Manon’s difficult reversal in affection, from true love to the lure of wealth was complicated by a hint of seductive wiles in her meeting with Monsieur G.M but was somewhat redeemed with her sorrowful backward glance as she leaves Des Grieux’s lodgings draped in furs and jewels.
Manon only gets to fully understand the danger and cruelty that surrounds her in the final act when the vulnerability of her fragile body is evident. Des Grieux, his decency manifest in the poetic solos that MacMillan has created, is also little match for the corruption and his bungling attempt to cheat at cards is a sorry fiasco. Their final duet, lost, destitute and stripped of their fine clothes brings them to the essence of their love. It is a true tragedy but a rip-roaring tale.
The opening image has Lescaut, Manon’s brother, seated centre stage draped in a black cloak like a spider in the middle of the web waiting to trap the weak and unwitting. Dawid Kupinski, after an uncharacteristically shaky start, quicky got into gear to deliver a devilish performance.

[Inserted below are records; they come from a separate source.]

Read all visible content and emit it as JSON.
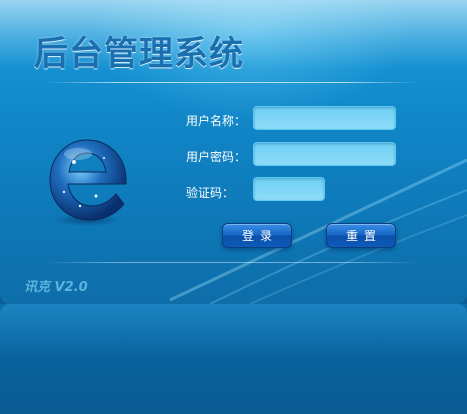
{
  "app": {
    "title": "后台管理系统",
    "version": "讯克 V2.0"
  },
  "form": {
    "username_label": "用户名称：",
    "username_value": "",
    "password_label": "用户密码：",
    "password_value": "",
    "captcha_label": "验证码：",
    "captcha_value": ""
  },
  "buttons": {
    "login": "登录",
    "reset": "重置"
  },
  "logo": {
    "icon": "ie-globe-icon"
  },
  "colors": {
    "panel": "#1591d2",
    "title": "#1a6fb0",
    "field": "#8ddcf8",
    "button": "#1464c4",
    "version": "#5fb3df"
  }
}
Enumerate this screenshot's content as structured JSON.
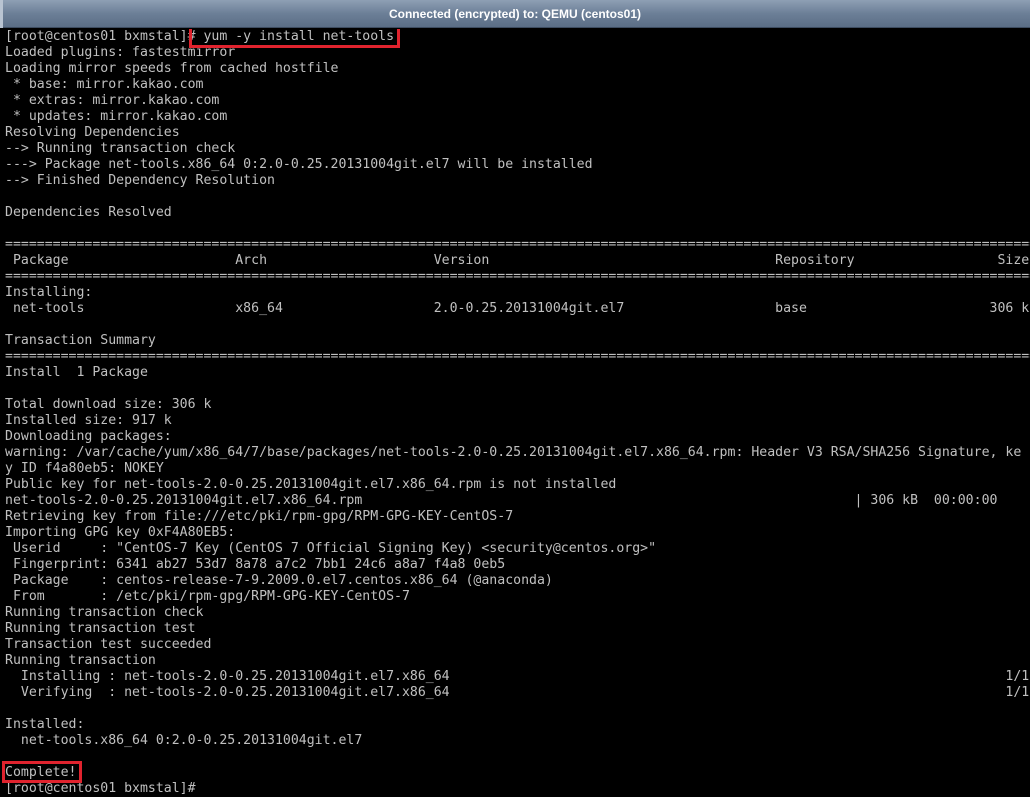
{
  "window": {
    "title": "Connected (encrypted) to: QEMU (centos01)"
  },
  "terminal": {
    "lines": [
      "[root@centos01 bxmstal]# yum -y install net-tools",
      "Loaded plugins: fastestmirror",
      "Loading mirror speeds from cached hostfile",
      " * base: mirror.kakao.com",
      " * extras: mirror.kakao.com",
      " * updates: mirror.kakao.com",
      "Resolving Dependencies",
      "--> Running transaction check",
      "---> Package net-tools.x86_64 0:2.0-0.25.20131004git.el7 will be installed",
      "--> Finished Dependency Resolution",
      "",
      "Dependencies Resolved",
      "",
      "==================================================================================================================================",
      " Package                     Arch                     Version                                    Repository                  Size",
      "==================================================================================================================================",
      "Installing:",
      " net-tools                   x86_64                   2.0-0.25.20131004git.el7                   base                       306 k",
      "",
      "Transaction Summary",
      "==================================================================================================================================",
      "Install  1 Package",
      "",
      "Total download size: 306 k",
      "Installed size: 917 k",
      "Downloading packages:",
      "warning: /var/cache/yum/x86_64/7/base/packages/net-tools-2.0-0.25.20131004git.el7.x86_64.rpm: Header V3 RSA/SHA256 Signature, ke",
      "y ID f4a80eb5: NOKEY",
      "Public key for net-tools-2.0-0.25.20131004git.el7.x86_64.rpm is not installed",
      "net-tools-2.0-0.25.20131004git.el7.x86_64.rpm                                                              | 306 kB  00:00:00",
      "Retrieving key from file:///etc/pki/rpm-gpg/RPM-GPG-KEY-CentOS-7",
      "Importing GPG key 0xF4A80EB5:",
      " Userid     : \"CentOS-7 Key (CentOS 7 Official Signing Key) <security@centos.org>\"",
      " Fingerprint: 6341 ab27 53d7 8a78 a7c2 7bb1 24c6 a8a7 f4a8 0eb5",
      " Package    : centos-release-7-9.2009.0.el7.centos.x86_64 (@anaconda)",
      " From       : /etc/pki/rpm-gpg/RPM-GPG-KEY-CentOS-7",
      "Running transaction check",
      "Running transaction test",
      "Transaction test succeeded",
      "Running transaction",
      "  Installing : net-tools-2.0-0.25.20131004git.el7.x86_64                                                                      1/1",
      "  Verifying  : net-tools-2.0-0.25.20131004git.el7.x86_64                                                                      1/1",
      "",
      "Installed:",
      "  net-tools.x86_64 0:2.0-0.25.20131004git.el7",
      "",
      "Complete!",
      "[root@centos01 bxmstal]#"
    ]
  },
  "colors": {
    "highlight": "#e0232e",
    "text": "#c0c0c0",
    "background": "#000000"
  }
}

The ‘drunken’ duet with his Mistress, Desislava Stoeva, was a treat of near misses and catches. Stoeva had a true grasp of the character, able to charm and perform to order but with acute understanding of the venality of her demi-monde existence.